** TASK BRIEF **
Copy out each line below in which the string "text" appears.

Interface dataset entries
○ ○ ○ ○

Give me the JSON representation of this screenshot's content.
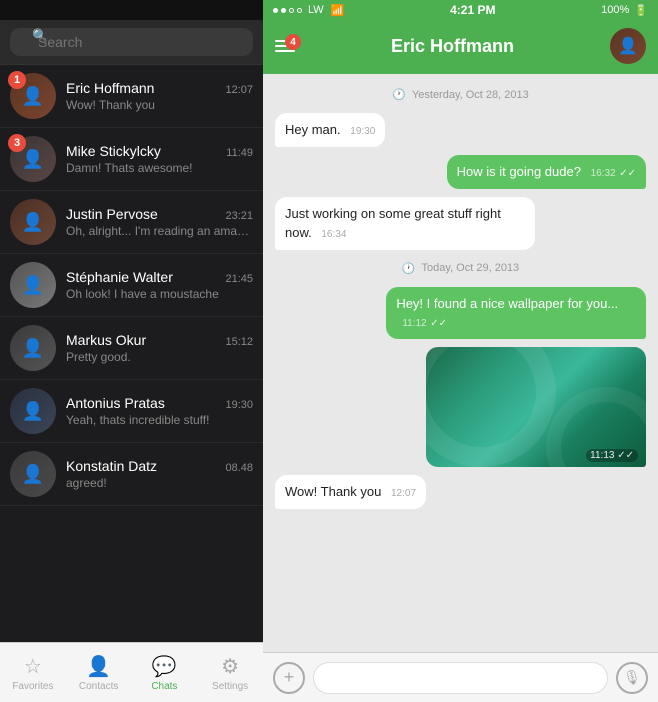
{
  "statusBar": {
    "signal": "●●○○",
    "carrier": "LW",
    "wifi": "WiFi",
    "time": "4:21 PM",
    "battery": "100%"
  },
  "search": {
    "placeholder": "Search"
  },
  "chats": [
    {
      "id": 1,
      "name": "Eric Hoffmann",
      "time": "12:07",
      "preview": "Wow! Thank you",
      "badge": null,
      "avatar_class": "av-eric"
    },
    {
      "id": 2,
      "name": "Mike Stickylcky",
      "time": "11:49",
      "preview": "Damn! Thats awesome!",
      "badge": "3",
      "avatar_class": "av-mike"
    },
    {
      "id": 3,
      "name": "Justin Pervose",
      "time": "23:21",
      "preview": "Oh, alright... I'm reading an amazing article at...",
      "badge": null,
      "avatar_class": "av-justin"
    },
    {
      "id": 4,
      "name": "Stéphanie Walter",
      "time": "21:45",
      "preview": "Oh look! I have a moustache",
      "badge": null,
      "avatar_class": "av-stephanie"
    },
    {
      "id": 5,
      "name": "Markus Okur",
      "time": "15:12",
      "preview": "Pretty good.",
      "badge": null,
      "avatar_class": "av-markus"
    },
    {
      "id": 6,
      "name": "Antonius Pratas",
      "time": "19:30",
      "preview": "Yeah, thats incredible stuff!",
      "badge": null,
      "avatar_class": "av-antonius"
    },
    {
      "id": 7,
      "name": "Konstatin Datz",
      "time": "08.48",
      "preview": "agreed!",
      "badge": null,
      "avatar_class": "av-konstatin"
    }
  ],
  "tabs": [
    {
      "id": "favorites",
      "label": "Favorites",
      "icon": "☆",
      "active": false
    },
    {
      "id": "contacts",
      "label": "Contacts",
      "icon": "👤",
      "active": false
    },
    {
      "id": "chats",
      "label": "Chats",
      "icon": "💬",
      "active": true
    },
    {
      "id": "settings",
      "label": "Settings",
      "icon": "⚙",
      "active": false
    }
  ],
  "conversation": {
    "name": "Eric Hoffmann",
    "headerBadge": "4",
    "dateSeparator1": "Yesterday, Oct 28, 2013",
    "dateSeparator2": "Today, Oct 29, 2013",
    "messages": [
      {
        "id": 1,
        "type": "incoming",
        "text": "Hey man.",
        "time": "19:30",
        "checks": ""
      },
      {
        "id": 2,
        "type": "outgoing",
        "text": "How is it going dude?",
        "time": "16:32",
        "checks": "✓✓"
      },
      {
        "id": 3,
        "type": "incoming",
        "text": "Just working on some great stuff right now.",
        "time": "16:34",
        "checks": ""
      },
      {
        "id": 4,
        "type": "outgoing",
        "text": "Hey! I found a nice wallpaper for you...",
        "time": "11:12",
        "checks": "✓✓"
      },
      {
        "id": 5,
        "type": "outgoing-image",
        "time": "11:13",
        "checks": "✓✓"
      },
      {
        "id": 6,
        "type": "incoming",
        "text": "Wow! Thank you",
        "time": "12:07",
        "checks": ""
      }
    ]
  },
  "bottomBar": {
    "placeholder": "",
    "plusLabel": "+",
    "micLabel": "🎙"
  }
}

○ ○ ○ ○

** FINAL ANSWER **
        "text": "Hey man.",
        "text": "How is it going dude?",
        "text": "Just working on some great stuff right now.",
        "text": "Hey! I found a nice wallpaper for you...",
        "text": "Wow! Thank you",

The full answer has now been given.